Hao – 好
means AWESOME. a cool,lovable, patient, and considerate person. literally means GOOD in Chinese.
Dharma is a key concept with multiple meanings in Indian religions, such as Hinduism, Buddhism, Jainism, Sikhism and others. There is no single-word translation for dharma in Western languages.
The teachings of the Buddha are often referred to as the “Dharma.” This word is closely associated with “truth”—a truth that one can know for oneself. When he taught the essence of his Dharma, the Buddha consistently avoided metaphysical and speculative ideas in favor of practical teachings that serve the path of liberation. In being practical, he emphasized perspectives and practices that lead to the end of suffering. In referring to his teachings, he himself explicitly said, “I teach suffering and the end of the suffering.” His Dharma is also empirical in that it is something that can be experienced for oneself. He expressed this clearly by referring to the Dharma as “directly visible,” and by his frequent emphasis on knowing and seeing as integral to the path he taught. Believing, on the other hand, does not stand out as having a significant role in the Buddha’s core teachings.
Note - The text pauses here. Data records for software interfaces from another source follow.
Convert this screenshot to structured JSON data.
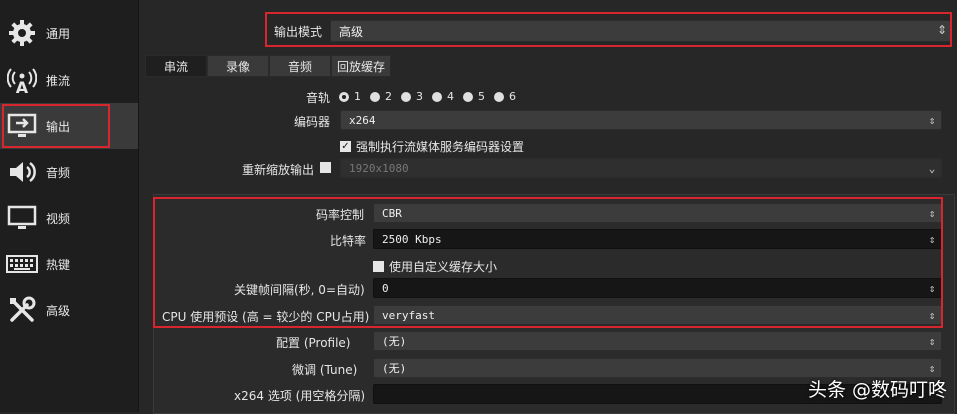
{
  "sidebar": {
    "items": [
      {
        "label": "通用",
        "icon": "gear-icon"
      },
      {
        "label": "推流",
        "icon": "broadcast-antenna-icon"
      },
      {
        "label": "输出",
        "icon": "monitor-output-icon",
        "active": true
      },
      {
        "label": "音频",
        "icon": "speaker-icon"
      },
      {
        "label": "视频",
        "icon": "monitor-icon"
      },
      {
        "label": "热键",
        "icon": "keyboard-icon"
      },
      {
        "label": "高级",
        "icon": "tools-icon"
      }
    ]
  },
  "output_mode": {
    "label": "输出模式",
    "value": "高级"
  },
  "tabs": [
    {
      "label": "串流",
      "active": true
    },
    {
      "label": "录像"
    },
    {
      "label": "音频"
    },
    {
      "label": "回放缓存"
    }
  ],
  "audio_track": {
    "label": "音轨",
    "options": [
      "1",
      "2",
      "3",
      "4",
      "5",
      "6"
    ],
    "selected": "1"
  },
  "encoder": {
    "label": "编码器",
    "value": "x264"
  },
  "enforce_check": {
    "label": "强制执行流媒体服务编码器设置",
    "checked": true
  },
  "rescale": {
    "label": "重新缩放输出",
    "value": "1920x1080",
    "checked": false
  },
  "rate_control": {
    "label": "码率控制",
    "value": "CBR"
  },
  "bitrate": {
    "label": "比特率",
    "value": "2500 Kbps"
  },
  "custom_buffer": {
    "label": "使用自定义缓存大小",
    "checked": false
  },
  "keyframe": {
    "label": "关键帧间隔(秒, 0=自动)",
    "value": "0"
  },
  "cpu_preset": {
    "label": "CPU 使用预设 (高 = 较少的 CPU占用)",
    "value": "veryfast"
  },
  "profile": {
    "label": "配置 (Profile)",
    "value": "(无)"
  },
  "tune": {
    "label": "微调 (Tune)",
    "value": "(无)"
  },
  "x264_options": {
    "label": "x264 选项 (用空格分隔)",
    "value": ""
  },
  "watermark": "头条 @数码叮咚",
  "colors": {
    "highlight": "#d9262e",
    "background": "#272727",
    "sidebar": "#1e1e1e"
  }
}
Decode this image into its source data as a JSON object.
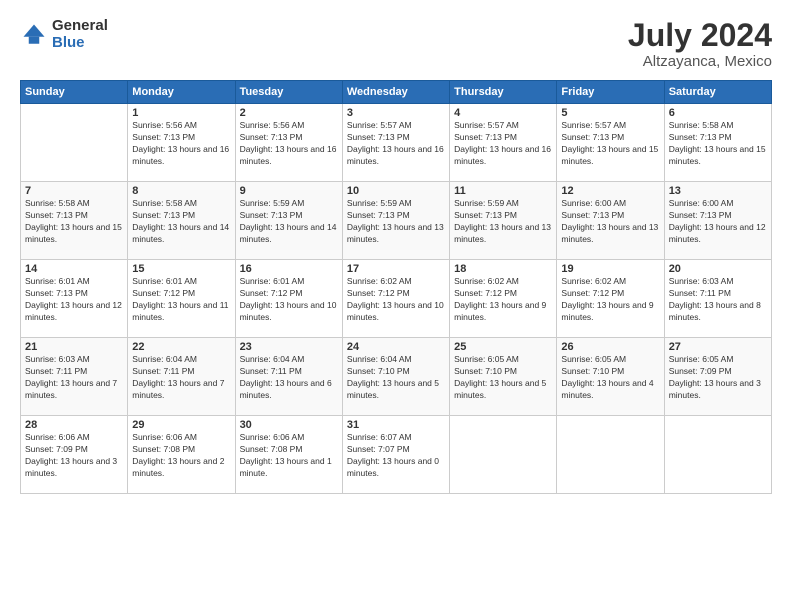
{
  "logo": {
    "general": "General",
    "blue": "Blue"
  },
  "header": {
    "month": "July 2024",
    "location": "Altzayanca, Mexico"
  },
  "weekdays": [
    "Sunday",
    "Monday",
    "Tuesday",
    "Wednesday",
    "Thursday",
    "Friday",
    "Saturday"
  ],
  "weeks": [
    [
      {
        "day": null,
        "sunrise": null,
        "sunset": null,
        "daylight": null
      },
      {
        "day": "1",
        "sunrise": "Sunrise: 5:56 AM",
        "sunset": "Sunset: 7:13 PM",
        "daylight": "Daylight: 13 hours and 16 minutes."
      },
      {
        "day": "2",
        "sunrise": "Sunrise: 5:56 AM",
        "sunset": "Sunset: 7:13 PM",
        "daylight": "Daylight: 13 hours and 16 minutes."
      },
      {
        "day": "3",
        "sunrise": "Sunrise: 5:57 AM",
        "sunset": "Sunset: 7:13 PM",
        "daylight": "Daylight: 13 hours and 16 minutes."
      },
      {
        "day": "4",
        "sunrise": "Sunrise: 5:57 AM",
        "sunset": "Sunset: 7:13 PM",
        "daylight": "Daylight: 13 hours and 16 minutes."
      },
      {
        "day": "5",
        "sunrise": "Sunrise: 5:57 AM",
        "sunset": "Sunset: 7:13 PM",
        "daylight": "Daylight: 13 hours and 15 minutes."
      },
      {
        "day": "6",
        "sunrise": "Sunrise: 5:58 AM",
        "sunset": "Sunset: 7:13 PM",
        "daylight": "Daylight: 13 hours and 15 minutes."
      }
    ],
    [
      {
        "day": "7",
        "sunrise": "Sunrise: 5:58 AM",
        "sunset": "Sunset: 7:13 PM",
        "daylight": "Daylight: 13 hours and 15 minutes."
      },
      {
        "day": "8",
        "sunrise": "Sunrise: 5:58 AM",
        "sunset": "Sunset: 7:13 PM",
        "daylight": "Daylight: 13 hours and 14 minutes."
      },
      {
        "day": "9",
        "sunrise": "Sunrise: 5:59 AM",
        "sunset": "Sunset: 7:13 PM",
        "daylight": "Daylight: 13 hours and 14 minutes."
      },
      {
        "day": "10",
        "sunrise": "Sunrise: 5:59 AM",
        "sunset": "Sunset: 7:13 PM",
        "daylight": "Daylight: 13 hours and 13 minutes."
      },
      {
        "day": "11",
        "sunrise": "Sunrise: 5:59 AM",
        "sunset": "Sunset: 7:13 PM",
        "daylight": "Daylight: 13 hours and 13 minutes."
      },
      {
        "day": "12",
        "sunrise": "Sunrise: 6:00 AM",
        "sunset": "Sunset: 7:13 PM",
        "daylight": "Daylight: 13 hours and 13 minutes."
      },
      {
        "day": "13",
        "sunrise": "Sunrise: 6:00 AM",
        "sunset": "Sunset: 7:13 PM",
        "daylight": "Daylight: 13 hours and 12 minutes."
      }
    ],
    [
      {
        "day": "14",
        "sunrise": "Sunrise: 6:01 AM",
        "sunset": "Sunset: 7:13 PM",
        "daylight": "Daylight: 13 hours and 12 minutes."
      },
      {
        "day": "15",
        "sunrise": "Sunrise: 6:01 AM",
        "sunset": "Sunset: 7:12 PM",
        "daylight": "Daylight: 13 hours and 11 minutes."
      },
      {
        "day": "16",
        "sunrise": "Sunrise: 6:01 AM",
        "sunset": "Sunset: 7:12 PM",
        "daylight": "Daylight: 13 hours and 10 minutes."
      },
      {
        "day": "17",
        "sunrise": "Sunrise: 6:02 AM",
        "sunset": "Sunset: 7:12 PM",
        "daylight": "Daylight: 13 hours and 10 minutes."
      },
      {
        "day": "18",
        "sunrise": "Sunrise: 6:02 AM",
        "sunset": "Sunset: 7:12 PM",
        "daylight": "Daylight: 13 hours and 9 minutes."
      },
      {
        "day": "19",
        "sunrise": "Sunrise: 6:02 AM",
        "sunset": "Sunset: 7:12 PM",
        "daylight": "Daylight: 13 hours and 9 minutes."
      },
      {
        "day": "20",
        "sunrise": "Sunrise: 6:03 AM",
        "sunset": "Sunset: 7:11 PM",
        "daylight": "Daylight: 13 hours and 8 minutes."
      }
    ],
    [
      {
        "day": "21",
        "sunrise": "Sunrise: 6:03 AM",
        "sunset": "Sunset: 7:11 PM",
        "daylight": "Daylight: 13 hours and 7 minutes."
      },
      {
        "day": "22",
        "sunrise": "Sunrise: 6:04 AM",
        "sunset": "Sunset: 7:11 PM",
        "daylight": "Daylight: 13 hours and 7 minutes."
      },
      {
        "day": "23",
        "sunrise": "Sunrise: 6:04 AM",
        "sunset": "Sunset: 7:11 PM",
        "daylight": "Daylight: 13 hours and 6 minutes."
      },
      {
        "day": "24",
        "sunrise": "Sunrise: 6:04 AM",
        "sunset": "Sunset: 7:10 PM",
        "daylight": "Daylight: 13 hours and 5 minutes."
      },
      {
        "day": "25",
        "sunrise": "Sunrise: 6:05 AM",
        "sunset": "Sunset: 7:10 PM",
        "daylight": "Daylight: 13 hours and 5 minutes."
      },
      {
        "day": "26",
        "sunrise": "Sunrise: 6:05 AM",
        "sunset": "Sunset: 7:10 PM",
        "daylight": "Daylight: 13 hours and 4 minutes."
      },
      {
        "day": "27",
        "sunrise": "Sunrise: 6:05 AM",
        "sunset": "Sunset: 7:09 PM",
        "daylight": "Daylight: 13 hours and 3 minutes."
      }
    ],
    [
      {
        "day": "28",
        "sunrise": "Sunrise: 6:06 AM",
        "sunset": "Sunset: 7:09 PM",
        "daylight": "Daylight: 13 hours and 3 minutes."
      },
      {
        "day": "29",
        "sunrise": "Sunrise: 6:06 AM",
        "sunset": "Sunset: 7:08 PM",
        "daylight": "Daylight: 13 hours and 2 minutes."
      },
      {
        "day": "30",
        "sunrise": "Sunrise: 6:06 AM",
        "sunset": "Sunset: 7:08 PM",
        "daylight": "Daylight: 13 hours and 1 minute."
      },
      {
        "day": "31",
        "sunrise": "Sunrise: 6:07 AM",
        "sunset": "Sunset: 7:07 PM",
        "daylight": "Daylight: 13 hours and 0 minutes."
      },
      {
        "day": null,
        "sunrise": null,
        "sunset": null,
        "daylight": null
      },
      {
        "day": null,
        "sunrise": null,
        "sunset": null,
        "daylight": null
      },
      {
        "day": null,
        "sunrise": null,
        "sunset": null,
        "daylight": null
      }
    ]
  ]
}
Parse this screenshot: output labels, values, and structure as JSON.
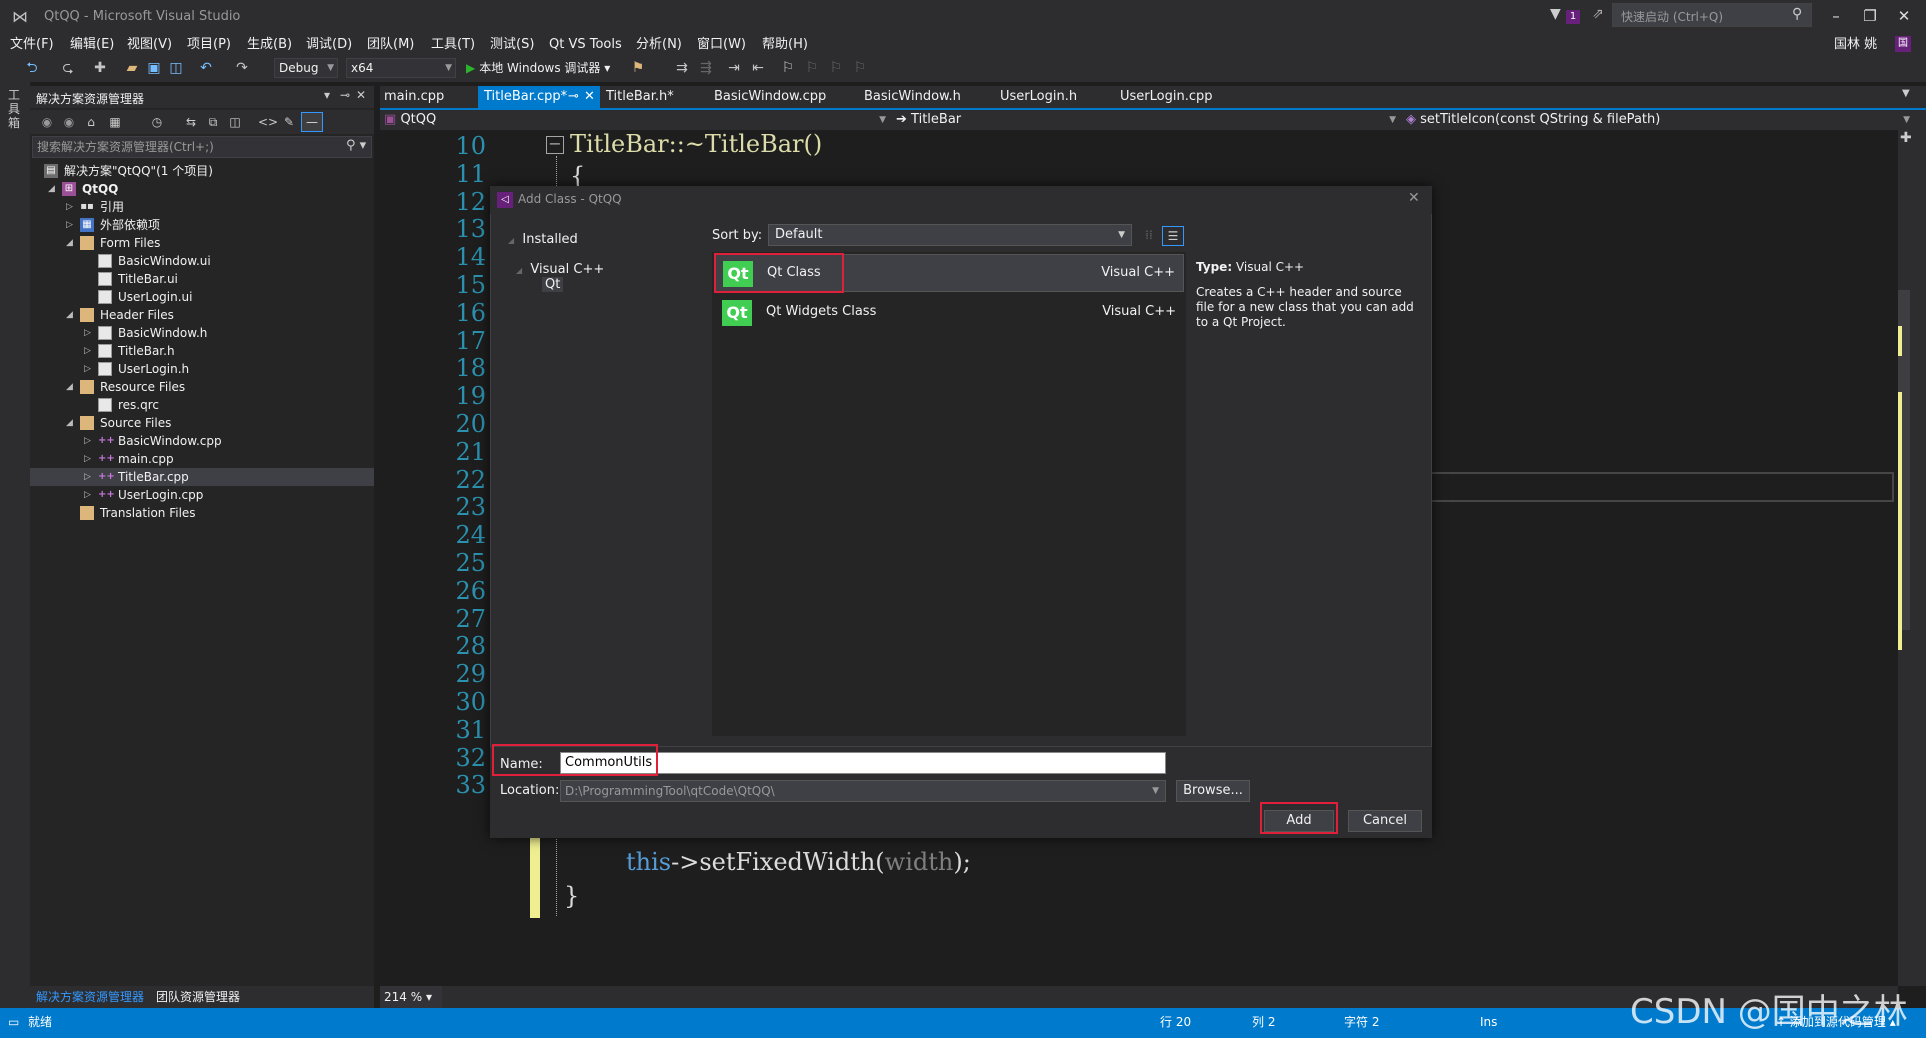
{
  "window": {
    "title": "QtQQ - Microsoft Visual Studio",
    "quick_launch_placeholder": "快速启动 (Ctrl+Q)",
    "notification_count": "1",
    "user_name": "国林 姚",
    "user_initial": "国"
  },
  "menu": [
    "文件(F)",
    "编辑(E)",
    "视图(V)",
    "项目(P)",
    "生成(B)",
    "调试(D)",
    "团队(M)",
    "工具(T)",
    "测试(S)",
    "Qt VS Tools",
    "分析(N)",
    "窗口(W)",
    "帮助(H)"
  ],
  "toolbar": {
    "config": "Debug",
    "platform": "x64",
    "run_label": "本地 Windows 调试器"
  },
  "toolstrip_label": "工具箱",
  "solution_explorer": {
    "title": "解决方案资源管理器",
    "search_placeholder": "搜索解决方案资源管理器(Ctrl+;)",
    "tree": [
      {
        "label": "解决方案\"QtQQ\"(1 个项目)",
        "level": 0,
        "icon": "solution",
        "arrow": ""
      },
      {
        "label": "QtQQ",
        "level": 1,
        "icon": "project",
        "arrow": "◢"
      },
      {
        "label": "引用",
        "level": 2,
        "icon": "references",
        "arrow": "▷"
      },
      {
        "label": "外部依赖项",
        "level": 2,
        "icon": "external",
        "arrow": "▷"
      },
      {
        "label": "Form Files",
        "level": 2,
        "icon": "folder",
        "arrow": "◢"
      },
      {
        "label": "BasicWindow.ui",
        "level": 3,
        "icon": "file",
        "arrow": ""
      },
      {
        "label": "TitleBar.ui",
        "level": 3,
        "icon": "file",
        "arrow": ""
      },
      {
        "label": "UserLogin.ui",
        "level": 3,
        "icon": "file",
        "arrow": ""
      },
      {
        "label": "Header Files",
        "level": 2,
        "icon": "folder",
        "arrow": "◢"
      },
      {
        "label": "BasicWindow.h",
        "level": 3,
        "icon": "file",
        "arrow": "▷"
      },
      {
        "label": "TitleBar.h",
        "level": 3,
        "icon": "file",
        "arrow": "▷"
      },
      {
        "label": "UserLogin.h",
        "level": 3,
        "icon": "file",
        "arrow": "▷"
      },
      {
        "label": "Resource Files",
        "level": 2,
        "icon": "folder",
        "arrow": "◢"
      },
      {
        "label": "res.qrc",
        "level": 3,
        "icon": "file",
        "arrow": ""
      },
      {
        "label": "Source Files",
        "level": 2,
        "icon": "folder",
        "arrow": "◢"
      },
      {
        "label": "BasicWindow.cpp",
        "level": 3,
        "icon": "cpp",
        "arrow": "▷"
      },
      {
        "label": "main.cpp",
        "level": 3,
        "icon": "cpp",
        "arrow": "▷"
      },
      {
        "label": "TitleBar.cpp",
        "level": 3,
        "icon": "cpp",
        "arrow": "▷",
        "selected": true
      },
      {
        "label": "UserLogin.cpp",
        "level": 3,
        "icon": "cpp",
        "arrow": "▷"
      },
      {
        "label": "Translation Files",
        "level": 2,
        "icon": "folder",
        "arrow": ""
      }
    ],
    "bottom_tabs": [
      "解决方案资源管理器",
      "团队资源管理器"
    ]
  },
  "editor": {
    "tabs": [
      {
        "label": "main.cpp",
        "active": false
      },
      {
        "label": "TitleBar.cpp*",
        "active": true
      },
      {
        "label": "TitleBar.h*",
        "active": false
      },
      {
        "label": "BasicWindow.cpp",
        "active": false
      },
      {
        "label": "BasicWindow.h",
        "active": false
      },
      {
        "label": "UserLogin.h",
        "active": false
      },
      {
        "label": "UserLogin.cpp",
        "active": false
      }
    ],
    "pin_glyph": "⊸",
    "close_glyph": "✕",
    "nav_project": "QtQQ",
    "nav_class": "TitleBar",
    "nav_member": "setTitleIcon(const QString & filePath)",
    "line_numbers": [
      "10",
      "11",
      "12",
      "13",
      "14",
      "15",
      "16",
      "17",
      "18",
      "19",
      "20",
      "21",
      "22",
      "23",
      "24",
      "25",
      "26",
      "27",
      "28",
      "29",
      "30",
      "31",
      "32",
      "33"
    ],
    "code_line_10_a": "TitleBar::",
    "code_line_10_b": "~TitleBar()",
    "code_line_11": "{",
    "code_line_31_kw": "this",
    "code_line_31_rest": "->setFixedWidth(",
    "code_line_31_arg": "width",
    "code_line_31_end": ");",
    "code_line_32": "}",
    "zoom": "214 %"
  },
  "dialog": {
    "title": "Add Class - QtQQ",
    "installed_label": "Installed",
    "tree_visualcpp": "Visual C++",
    "tree_qt": "Qt",
    "sort_label": "Sort by:",
    "sort_value": "Default",
    "templates": [
      {
        "name": "Qt Class",
        "lang": "Visual C++",
        "selected": true,
        "icon_text": "Qt"
      },
      {
        "name": "Qt Widgets Class",
        "lang": "Visual C++",
        "selected": false,
        "icon_text": "Qt"
      }
    ],
    "type_label": "Type:",
    "type_value": "Visual C++",
    "description": "Creates a C++ header and source file for a new class that you can add to a Qt Project.",
    "name_label": "Name:",
    "name_value": "CommonUtils",
    "location_label": "Location:",
    "location_value": "D:\\ProgrammingTool\\qtCode\\QtQQ\\",
    "browse_label": "Browse...",
    "add_label": "Add",
    "cancel_label": "Cancel"
  },
  "statusbar": {
    "ready": "就绪",
    "line": "行 20",
    "col": "列 2",
    "char": "字符 2",
    "mode": "Ins",
    "source_control": "添加到源代码管理"
  },
  "watermark": "CSDN @国中之林",
  "colors": {
    "accent": "#007acc",
    "highlight_red": "#e0203a",
    "qt_green": "#41cd52",
    "vs_purple": "#68217a"
  }
}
Dharma (/ˈdɑːrmə/; Sanskrit: धर्म, romanized: dharma, pronounced [dʱɐɽmɐ] (About this soundlisten); Pali: धम्म, romanized: dhamma, translit. dhamma) is a key concept with multiple meanings in Indian religions, such as Hinduism, Buddhism, Jainism, Sikhism and others. There is no single-word translation for dharma in Western languages.
In Hinduism, dharma signifies behaviors that are considered to be in accord with Ṛta, the order that makes life and universe possible, and includes duties, rights, laws, conduct, virtues and “right way of living”. In Buddhism, dharma means “cosmic law and order”, and is also applied to the teachings of Buddha. In Buddhist philosophy, dhamma/dharma is also the term for “phenomena”. Dharma in Jainism refers to the teachings of tirthankara (Jina) and the body of doctrine pertaining to the purification and moral transformation of human beings. For Sikhs, dharma means the path of righteousness and proper religious practice.
The concept of dharma was already in use in the historical Vedic religion, and its meaning and conceptual scope has evolved over several millennia. The ancient Tamil moral text of Tirukkural is solely based on aṟam, the Tamil term for dharma. The antonym of dharma is adharma.
Dharma is an important concept found in many spiritual philosophies from the Indian subcontinent, including Hinduism, Buddhism, Jainism and Sikhism. These philosophical traditions that are often referred to as “dharmic traditions,” because they share a commitment to dharma and various forms of spiritual liberation.
The term dharma is derived from the Sanskrit root verb dhr, which means to preserve or support. In the Indic traditions, there is no exact translation for the word “religion” and dharma is often the word used to indicate this idea. Dharma is a common thread in the Indic traditions that expands the conventional term “religion” to include ethics, spiritual path, duty, law, and cosmic order.
In Hinduism, dharma is simultaneously the eternal order that rules the universe and the duty or law that governs one’s life. Fulfilling one’s dharma is more than simply one’s purpose in life – it is considered the very means by which one transcends suffering and the cycle of birth and death, or what is called saṃsāra.
One has social, political and familial dharmas, but most important is one’s spiritual dharma. In the Bhagavad Gītā, one of India’s most sacred texts, the popular deity Krishna teaches that it is our highest dharma to achieve spiritual understanding, which means to realize our true self as the Atman, the Supreme Consciousness, and to cultivate a relationship with the divine.
Dharma is considered one of the three jewels of Buddhism, along with the Sangha or community of practitioners, and the Buddha, or the enlightened state. Dharma most frequently refers to the Buddha’s teachings on liberation.